> **Task item**: Work out how many lines of the material below contain the word "March", then write that number alone.

--- Extracted material ---

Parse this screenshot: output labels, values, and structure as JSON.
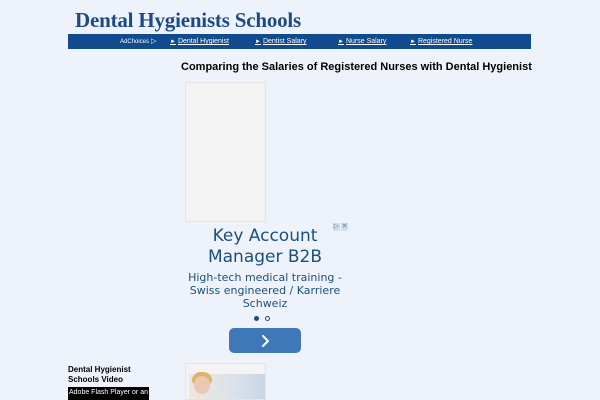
{
  "header": {
    "site_title": "Dental Hygienists Schools"
  },
  "navbar": {
    "adchoices": "AdChoices",
    "links": [
      {
        "label": "Dental Hygienist"
      },
      {
        "label": "Dentist Salary"
      },
      {
        "label": "Nurse Salary"
      },
      {
        "label": "Registered Nurse"
      }
    ]
  },
  "main": {
    "heading": "Comparing the Salaries of Registered Nurses with Dental Hygienist"
  },
  "ad": {
    "title": "Key Account Manager B2B",
    "description": "High-tech medical training - Swiss engineered / Karriere Schweiz",
    "close_glyphs": [
      "▷",
      "✕"
    ]
  },
  "sidebar": {
    "video_heading": "Dental Hygienist Schools Video",
    "flash_notice": "Adobe Flash Player or an"
  },
  "colors": {
    "brand": "#1d4a86",
    "navbar": "#0f4b8d",
    "ad_text": "#1c4f7a",
    "ad_button": "#3f78b8",
    "page_bg": "#eef3fb"
  }
}
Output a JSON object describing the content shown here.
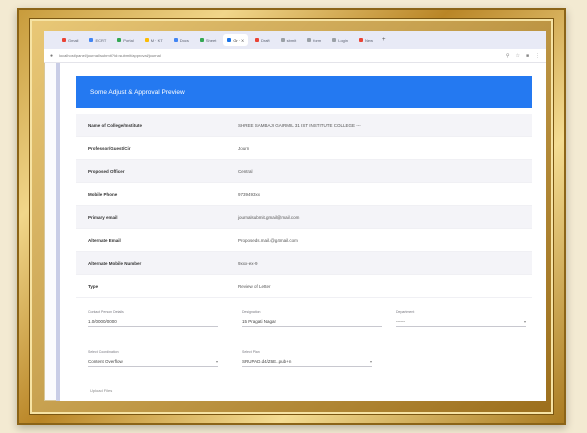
{
  "browser": {
    "tabs": [
      {
        "label": "Gmail",
        "color": "#ea4335"
      },
      {
        "label": "ECRT",
        "color": "#4285f4"
      },
      {
        "label": "Portal",
        "color": "#34a853"
      },
      {
        "label": "M · KT",
        "color": "#fbbc05"
      },
      {
        "label": "Docs",
        "color": "#4285f4"
      },
      {
        "label": "Sheet",
        "color": "#34a853"
      },
      {
        "label": "Gr · X",
        "color": "#1a73e8",
        "active": true
      },
      {
        "label": "Draft",
        "color": "#ea4335"
      },
      {
        "label": "sbmit",
        "color": "#9aa0a6"
      },
      {
        "label": "form",
        "color": "#9aa0a6"
      },
      {
        "label": "Login",
        "color": "#9aa0a6"
      },
      {
        "label": "New",
        "color": "#ea4335"
      }
    ],
    "new_tab_label": "+",
    "address": "localhost/panel/journal/submit?id=submit/approval/journal",
    "toolbar_icons": [
      "zoom-icon",
      "star-icon",
      "extensions-icon",
      "menu-icon"
    ]
  },
  "banner": {
    "title": "Some Adjust & Approval Preview"
  },
  "details": [
    {
      "label": "Name of College/Institute",
      "value": "SHREE SAMBAJI GAIRMIL 31 IST INSTITUTE COLLEGE ---"
    },
    {
      "label": "Professor/Guest/Cir",
      "value": "Journ"
    },
    {
      "label": "Proposed Officer",
      "value": "Central"
    },
    {
      "label": "Mobile Phone",
      "value": "9739493xx"
    },
    {
      "label": "Primary email",
      "value": "journalsubmit.gmail@mail.com"
    },
    {
      "label": "Alternate Email",
      "value": "Proposeds.mail.@g4mail.com"
    },
    {
      "label": "Alternate Mobile Number",
      "value": "9xxx-ex-9"
    },
    {
      "label": "Type",
      "value": "Review of Letter"
    }
  ],
  "form_row1": [
    {
      "label": "Contact Person Details",
      "value": "1.0/0000/0000"
    },
    {
      "label": "Designation",
      "value": "15 Pragati Nagar"
    },
    {
      "label": "Department",
      "value": "------"
    }
  ],
  "form_row2": [
    {
      "label": "Select Coordination",
      "value": "Content Overflow"
    },
    {
      "label": "Select Plan",
      "value": "SRUPAD.d4/Z6E..pub+n"
    }
  ],
  "partial_label": "Upload Files"
}
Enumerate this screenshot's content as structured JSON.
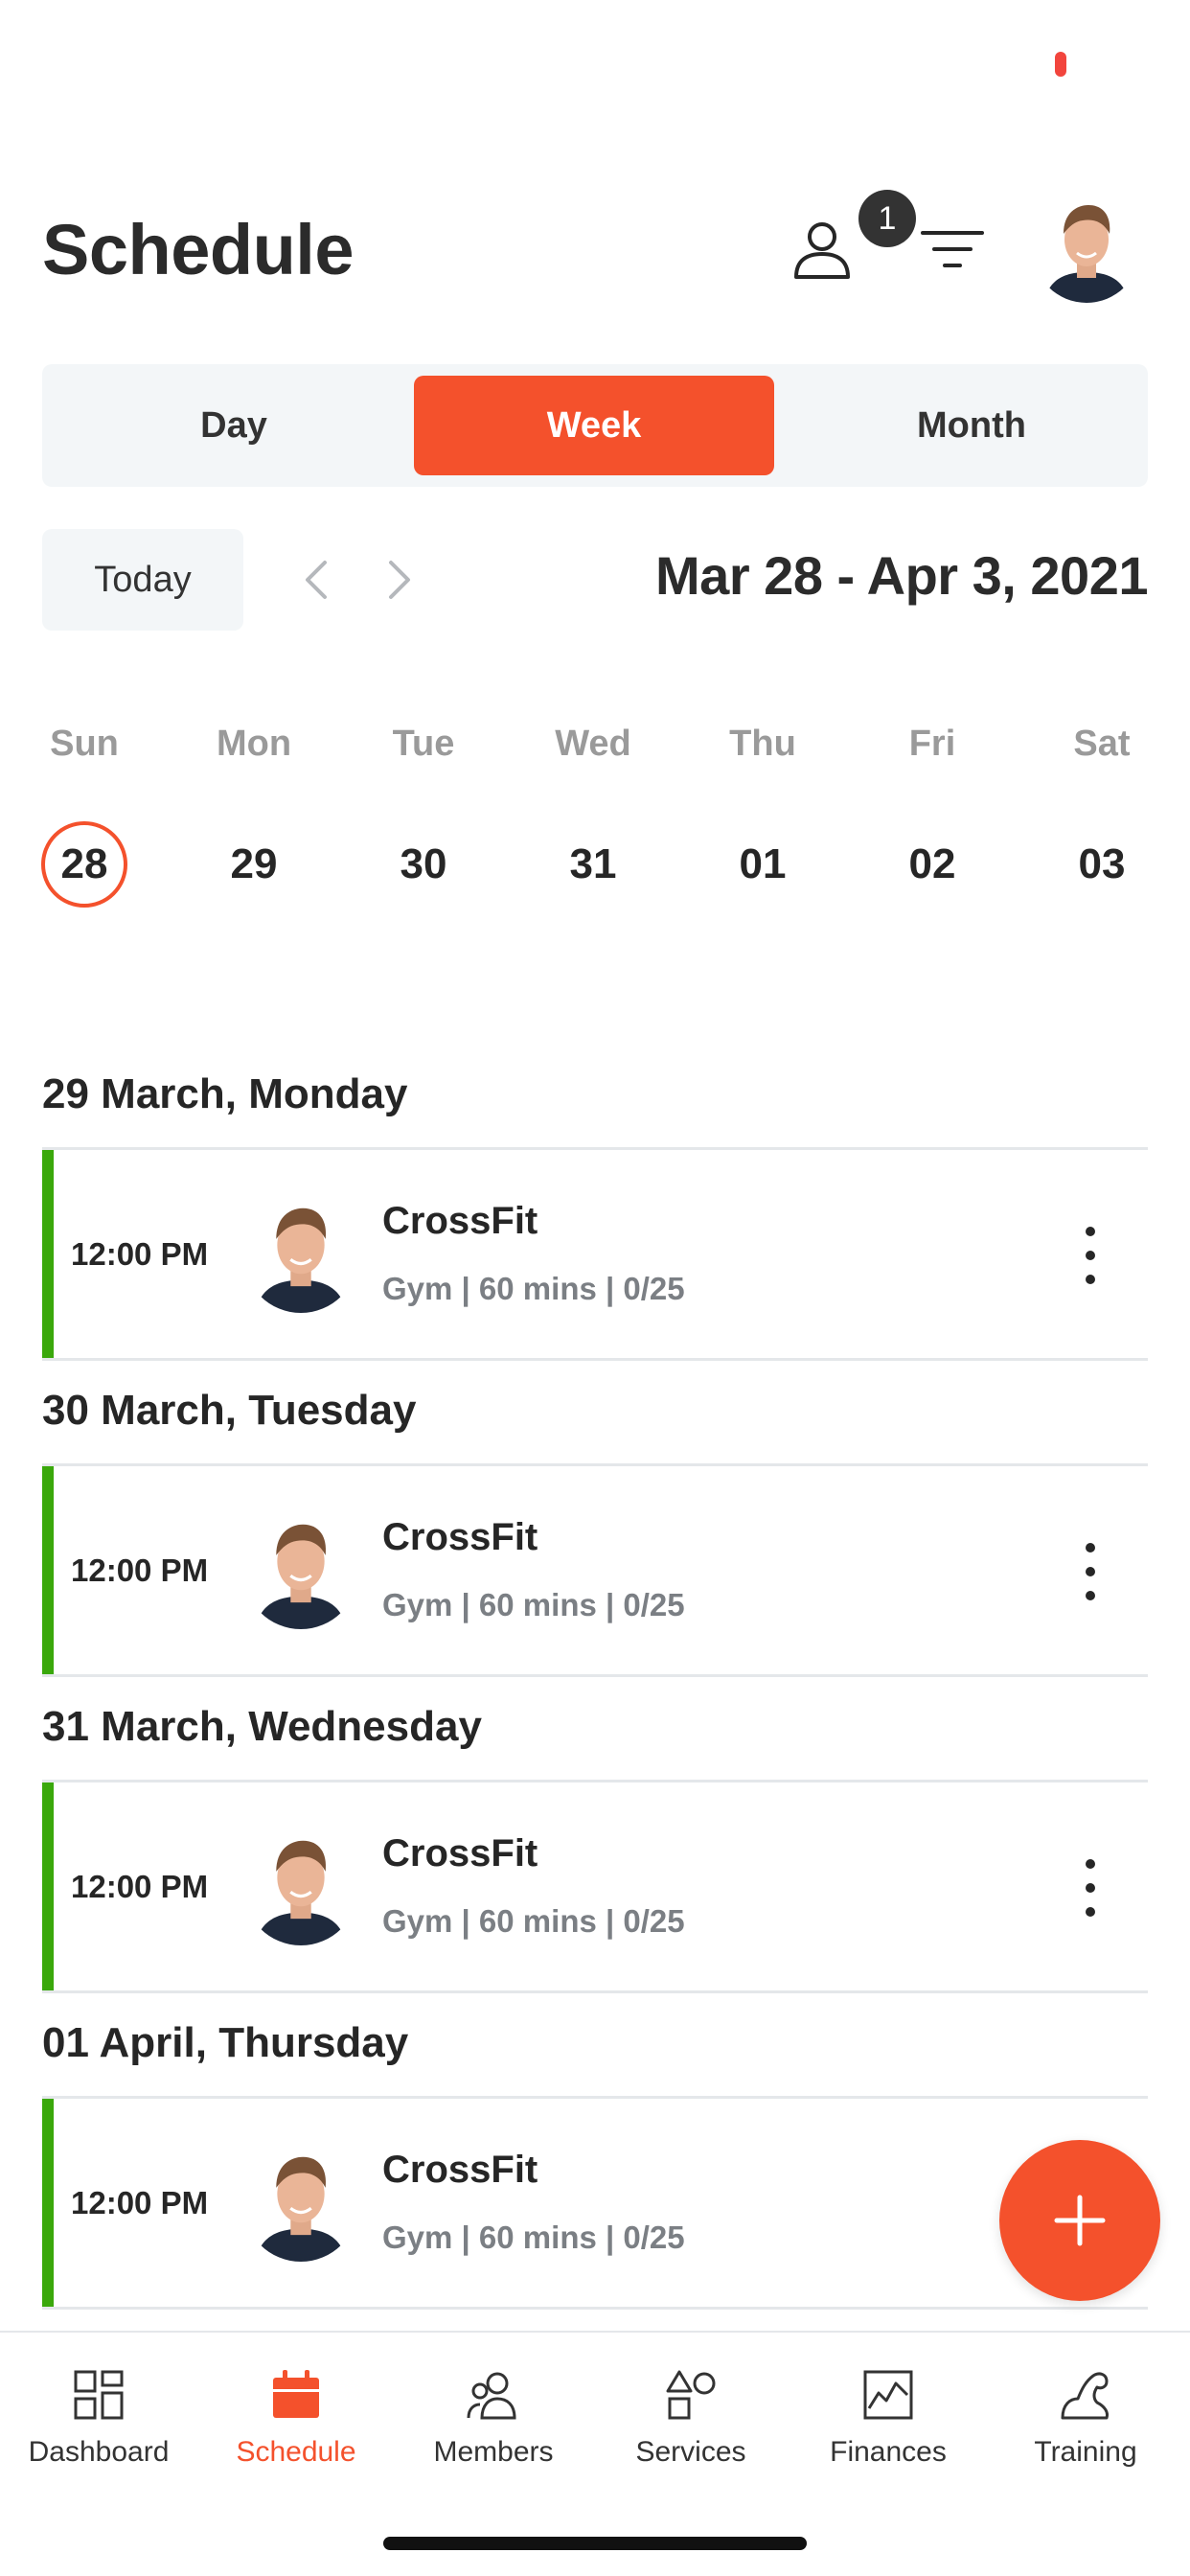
{
  "header": {
    "title": "Schedule",
    "notification_count": "1"
  },
  "view_tabs": [
    {
      "label": "Day"
    },
    {
      "label": "Week"
    },
    {
      "label": "Month"
    }
  ],
  "date_nav": {
    "today_label": "Today",
    "range": "Mar 28 - Apr 3, 2021"
  },
  "week": {
    "days": [
      {
        "name": "Sun",
        "num": "28"
      },
      {
        "name": "Mon",
        "num": "29"
      },
      {
        "name": "Tue",
        "num": "30"
      },
      {
        "name": "Wed",
        "num": "31"
      },
      {
        "name": "Thu",
        "num": "01"
      },
      {
        "name": "Fri",
        "num": "02"
      },
      {
        "name": "Sat",
        "num": "03"
      }
    ],
    "selected": "28"
  },
  "sections": [
    {
      "title": "29 March, Monday",
      "events": [
        {
          "time": "12:00 PM",
          "title": "CrossFit",
          "meta": "Gym | 60 mins | 0/25"
        }
      ]
    },
    {
      "title": "30 March, Tuesday",
      "events": [
        {
          "time": "12:00 PM",
          "title": "CrossFit",
          "meta": "Gym | 60 mins | 0/25"
        }
      ]
    },
    {
      "title": "31 March, Wednesday",
      "events": [
        {
          "time": "12:00 PM",
          "title": "CrossFit",
          "meta": "Gym | 60 mins | 0/25"
        }
      ]
    },
    {
      "title": "01 April, Thursday",
      "events": [
        {
          "time": "12:00 PM",
          "title": "CrossFit",
          "meta": "Gym | 60 mins | 0/25"
        }
      ]
    }
  ],
  "tabbar": [
    {
      "label": "Dashboard",
      "icon": "dashboard-icon"
    },
    {
      "label": "Schedule",
      "icon": "calendar-icon",
      "active": true
    },
    {
      "label": "Members",
      "icon": "members-icon"
    },
    {
      "label": "Services",
      "icon": "services-icon"
    },
    {
      "label": "Finances",
      "icon": "finances-icon"
    },
    {
      "label": "Training",
      "icon": "training-icon"
    }
  ],
  "colors": {
    "accent": "#f4512c",
    "event_bar": "#3aa80b"
  }
}
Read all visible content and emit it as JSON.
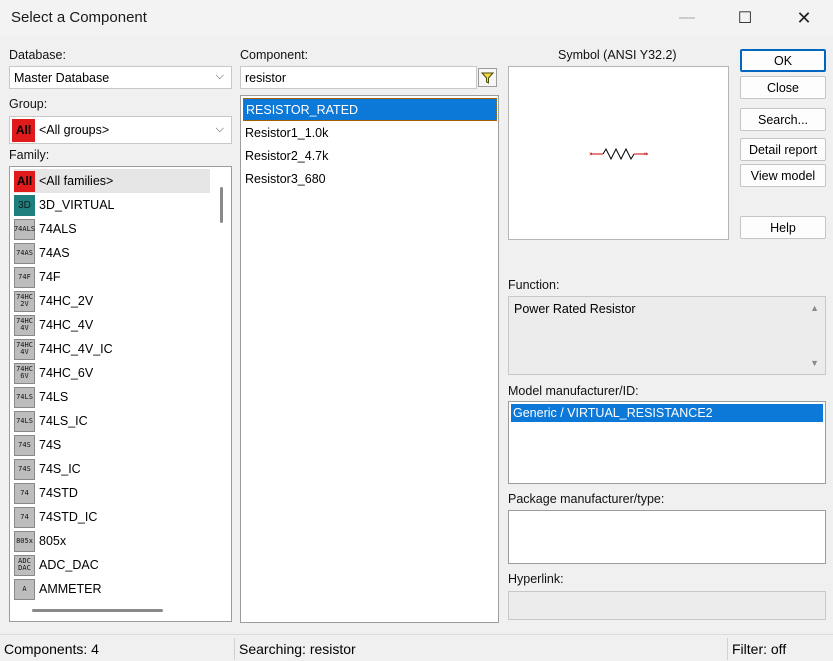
{
  "window": {
    "title": "Select a Component",
    "minimize_glyph": "—",
    "maximize_glyph": "☐",
    "close_glyph": "✕"
  },
  "database": {
    "label": "Database:",
    "value": "Master Database"
  },
  "group": {
    "label": "Group:",
    "value": "<All groups>",
    "icon": "All"
  },
  "family": {
    "label": "Family:",
    "items": [
      {
        "icon": "All",
        "icon_style": "red",
        "label": "<All families>"
      },
      {
        "icon": "3D",
        "icon_style": "teal",
        "label": "3D_VIRTUAL"
      },
      {
        "icon": "74ALS",
        "icon_style": "gray",
        "label": "74ALS"
      },
      {
        "icon": "74AS",
        "icon_style": "gray",
        "label": "74AS"
      },
      {
        "icon": "74F",
        "icon_style": "gray",
        "label": "74F"
      },
      {
        "icon": "74HC 2V",
        "icon_style": "gray",
        "label": "74HC_2V"
      },
      {
        "icon": "74HC 4V",
        "icon_style": "gray",
        "label": "74HC_4V"
      },
      {
        "icon": "74HC 4V",
        "icon_style": "gray",
        "label": "74HC_4V_IC"
      },
      {
        "icon": "74HC 6V",
        "icon_style": "gray",
        "label": "74HC_6V"
      },
      {
        "icon": "74LS",
        "icon_style": "gray",
        "label": "74LS"
      },
      {
        "icon": "74LS",
        "icon_style": "gray",
        "label": "74LS_IC"
      },
      {
        "icon": "74S",
        "icon_style": "gray",
        "label": "74S"
      },
      {
        "icon": "74S",
        "icon_style": "gray",
        "label": "74S_IC"
      },
      {
        "icon": "74",
        "icon_style": "gray",
        "label": "74STD"
      },
      {
        "icon": "74",
        "icon_style": "gray",
        "label": "74STD_IC"
      },
      {
        "icon": "805x",
        "icon_style": "gray",
        "label": "805x"
      },
      {
        "icon": "ADC DAC",
        "icon_style": "gray",
        "label": "ADC_DAC"
      },
      {
        "icon": "A",
        "icon_style": "gray",
        "label": "AMMETER"
      }
    ]
  },
  "component": {
    "label": "Component:",
    "search_value": "resistor",
    "filter_icon": "funnel-icon",
    "items": [
      "RESISTOR_RATED",
      "Resistor1_1.0k",
      "Resistor2_4.7k",
      "Resistor3_680"
    ]
  },
  "symbol": {
    "label": "Symbol (ANSI Y32.2)"
  },
  "buttons": {
    "ok": "OK",
    "close": "Close",
    "search": "Search...",
    "detail_report": "Detail report",
    "view_model": "View model",
    "help": "Help"
  },
  "function": {
    "label": "Function:",
    "value": "Power Rated Resistor"
  },
  "model": {
    "label": "Model manufacturer/ID:",
    "items": [
      "Generic / VIRTUAL_RESISTANCE2"
    ]
  },
  "package": {
    "label": "Package manufacturer/type:"
  },
  "hyperlink": {
    "label": "Hyperlink:"
  },
  "status": {
    "components": "Components: 4",
    "searching": "Searching: resistor",
    "filter": "Filter: off"
  },
  "colors": {
    "selection": "#0c78d7",
    "symbol_red": "#cc0000"
  }
}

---

> **Response below**: 3